**Assignment**
From top to bottom, write out the listing exactly.

**Task material**
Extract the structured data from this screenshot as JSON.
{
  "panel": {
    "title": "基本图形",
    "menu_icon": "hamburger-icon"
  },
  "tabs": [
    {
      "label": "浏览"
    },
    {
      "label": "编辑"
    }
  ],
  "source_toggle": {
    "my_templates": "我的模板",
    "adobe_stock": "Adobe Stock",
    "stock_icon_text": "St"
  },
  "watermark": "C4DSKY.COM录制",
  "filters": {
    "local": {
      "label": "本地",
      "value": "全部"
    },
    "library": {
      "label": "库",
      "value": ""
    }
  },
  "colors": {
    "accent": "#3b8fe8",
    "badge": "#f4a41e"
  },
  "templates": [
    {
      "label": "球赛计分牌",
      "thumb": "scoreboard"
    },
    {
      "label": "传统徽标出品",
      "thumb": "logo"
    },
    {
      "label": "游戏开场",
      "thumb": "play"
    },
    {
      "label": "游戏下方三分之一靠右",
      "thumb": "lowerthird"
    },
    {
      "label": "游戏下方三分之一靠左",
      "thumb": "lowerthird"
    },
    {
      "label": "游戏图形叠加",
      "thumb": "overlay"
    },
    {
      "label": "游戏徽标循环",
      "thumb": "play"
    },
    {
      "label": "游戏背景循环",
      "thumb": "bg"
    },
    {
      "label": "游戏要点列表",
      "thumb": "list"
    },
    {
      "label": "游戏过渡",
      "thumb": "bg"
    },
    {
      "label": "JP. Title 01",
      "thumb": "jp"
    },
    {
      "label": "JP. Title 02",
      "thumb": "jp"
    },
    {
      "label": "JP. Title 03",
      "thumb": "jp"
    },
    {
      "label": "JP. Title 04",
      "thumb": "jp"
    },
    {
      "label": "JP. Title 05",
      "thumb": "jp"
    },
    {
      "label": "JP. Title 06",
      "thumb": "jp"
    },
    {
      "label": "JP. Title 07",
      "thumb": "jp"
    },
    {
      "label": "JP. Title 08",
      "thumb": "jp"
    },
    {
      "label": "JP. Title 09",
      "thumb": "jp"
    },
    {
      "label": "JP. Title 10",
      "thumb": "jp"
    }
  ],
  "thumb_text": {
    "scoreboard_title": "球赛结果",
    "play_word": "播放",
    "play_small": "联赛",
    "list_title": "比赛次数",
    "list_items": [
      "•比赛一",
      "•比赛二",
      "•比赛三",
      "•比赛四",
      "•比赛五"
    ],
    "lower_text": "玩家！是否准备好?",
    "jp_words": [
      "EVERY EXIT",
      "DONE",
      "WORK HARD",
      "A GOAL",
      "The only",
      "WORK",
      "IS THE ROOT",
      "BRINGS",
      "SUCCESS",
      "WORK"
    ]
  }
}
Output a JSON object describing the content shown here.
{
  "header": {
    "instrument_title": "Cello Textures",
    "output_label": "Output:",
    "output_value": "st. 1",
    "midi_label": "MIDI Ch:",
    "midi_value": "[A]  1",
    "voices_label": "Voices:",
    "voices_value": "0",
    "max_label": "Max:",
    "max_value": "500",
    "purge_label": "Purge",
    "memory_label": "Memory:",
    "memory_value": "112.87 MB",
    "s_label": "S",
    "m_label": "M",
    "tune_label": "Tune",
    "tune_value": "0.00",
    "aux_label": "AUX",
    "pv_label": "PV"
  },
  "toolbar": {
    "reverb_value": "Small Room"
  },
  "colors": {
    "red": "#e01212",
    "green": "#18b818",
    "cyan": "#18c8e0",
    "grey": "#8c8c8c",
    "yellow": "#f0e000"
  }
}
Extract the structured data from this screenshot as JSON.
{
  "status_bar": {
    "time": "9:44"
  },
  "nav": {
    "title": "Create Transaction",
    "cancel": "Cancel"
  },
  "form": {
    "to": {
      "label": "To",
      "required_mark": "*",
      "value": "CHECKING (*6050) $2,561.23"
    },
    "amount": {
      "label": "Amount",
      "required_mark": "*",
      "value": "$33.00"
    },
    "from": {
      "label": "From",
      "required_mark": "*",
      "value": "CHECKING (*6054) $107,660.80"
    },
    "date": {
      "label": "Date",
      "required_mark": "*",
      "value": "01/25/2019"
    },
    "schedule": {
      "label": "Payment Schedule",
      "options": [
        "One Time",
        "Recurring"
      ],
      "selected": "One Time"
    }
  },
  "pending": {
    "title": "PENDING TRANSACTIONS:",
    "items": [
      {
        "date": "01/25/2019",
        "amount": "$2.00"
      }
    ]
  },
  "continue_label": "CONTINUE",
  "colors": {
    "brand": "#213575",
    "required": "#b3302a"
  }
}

**Problem solution**
Extract the structured data from this screenshot as JSON.
{
  "panel": {
    "title": "基本图形",
    "menu_icon": "hamburger-icon"
  },
  "tabs": [
    {
      "label": "浏览"
    },
    {
      "label": "编辑"
    }
  ],
  "source_toggle": {
    "my_templates": "我的模板",
    "adobe_stock": "Adobe Stock",
    "stock_icon_text": "St"
  },
  "watermark": "C4DSKY.COM录制",
  "filters": {
    "local": {
      "label": "本地",
      "value": "全部"
    },
    "library": {
      "label": "库",
      "value": ""
    }
  },
  "colors": {
    "accent": "#3b8fe8",
    "badge": "#f4a41e"
  },
  "templates": [
    {
      "label": "球赛计分牌",
      "thumb": "scoreboard"
    },
    {
      "label": "传统徽标出品",
      "thumb": "logo"
    },
    {
      "label": "游戏开场",
      "thumb": "play"
    },
    {
      "label": "游戏下方三分之一靠右",
      "thumb": "lowerthird"
    },
    {
      "label": "游戏下方三分之一靠左",
      "thumb": "lowerthird"
    },
    {
      "label": "游戏图形叠加",
      "thumb": "overlay"
    },
    {
      "label": "游戏徽标循环",
      "thumb": "play"
    },
    {
      "label": "游戏背景循环",
      "thumb": "bg"
    },
    {
      "label": "游戏要点列表",
      "thumb": "list"
    },
    {
      "label": "游戏过渡",
      "thumb": "bg"
    },
    {
      "label": "JP. Title 01",
      "thumb": "jp"
    },
    {
      "label": "JP. Title 02",
      "thumb": "jp"
    },
    {
      "label": "JP. Title 03",
      "thumb": "jp"
    },
    {
      "label": "JP. Title 04",
      "thumb": "jp"
    },
    {
      "label": "JP. Title 05",
      "thumb": "jp"
    },
    {
      "label": "JP. Title 06",
      "thumb": "jp"
    },
    {
      "label": "JP. Title 07",
      "thumb": "jp"
    },
    {
      "label": "JP. Title 08",
      "thumb": "jp"
    },
    {
      "label": "JP. Title 09",
      "thumb": "jp"
    },
    {
      "label": "JP. Title 10",
      "thumb": "jp"
    }
  ],
  "thumb_text": {
    "scoreboard_title": "球赛结果",
    "play_word": "播放",
    "play_small": "联赛",
    "list_title": "比赛次数",
    "list_items": [
      "•比赛一",
      "•比赛二",
      "•比赛三",
      "•比赛四",
      "•比赛五"
    ],
    "lower_text": "玩家！是否准备好?",
    "jp_words": [
      "EVERY EXIT",
      "DONE",
      "WORK HARD",
      "A GOAL",
      "The only",
      "WORK",
      "IS THE ROOT",
      "BRINGS",
      "SUCCESS",
      "WORK"
    ]
  }
}
Output a JSON object describing the content shown here.
{
  "header": {
    "instrument_title": "Cello Textures",
    "output_label": "Output:",
    "output_value": "st. 1",
    "midi_label": "MIDI Ch:",
    "midi_value": "[A]  1",
    "voices_label": "Voices:",
    "voices_value": "0",
    "max_label": "Max:",
    "max_value": "500",
    "purge_label": "Purge",
    "memory_label": "Memory:",
    "memory_value": "112.87 MB",
    "s_label": "S",
    "m_label": "M",
    "tune_label": "Tune",
    "tune_value": "0.00",
    "aux_label": "AUX",
    "pv_label": "PV"
  },
  "toolbar": {
    "reverb_value": "Small Room"
  },
  "colors": {
    "red": "#e01212",
    "green": "#18b818",
    "cyan": "#18c8e0",
    "grey": "#8c8c8c",
    "yellow": "#f0e000"
  }
}
Extract the structured data from this screenshot as JSON.
{
  "status_bar": {
    "time": "9:44"
  },
  "nav": {
    "title": "Create Transaction",
    "cancel": "Cancel"
  },
  "form": {
    "to": {
      "label": "To",
      "required_mark": "*",
      "value": "CHECKING (*6050) $2,561.23"
    },
    "amount": {
      "label": "Amount",
      "required_mark": "*",
      "value": "$33.00"
    },
    "from": {
      "label": "From",
      "required_mark": "*",
      "value": "CHECKING (*6054) $107,660.80"
    },
    "date": {
      "label": "Date",
      "required_mark": "*",
      "value": "01/25/2019"
    },
    "schedule": {
      "label": "Payment Schedule",
      "options": [
        "One Time",
        "Recurring"
      ],
      "selected": "One Time"
    }
  },
  "pending": {
    "title": "PENDING TRANSACTIONS:",
    "items": [
      {
        "date": "01/25/2019",
        "amount": "$2.00"
      }
    ]
  },
  "continue_label": "CONTINUE",
  "colors": {
    "brand": "#213575",
    "required": "#b3302a"
  }
}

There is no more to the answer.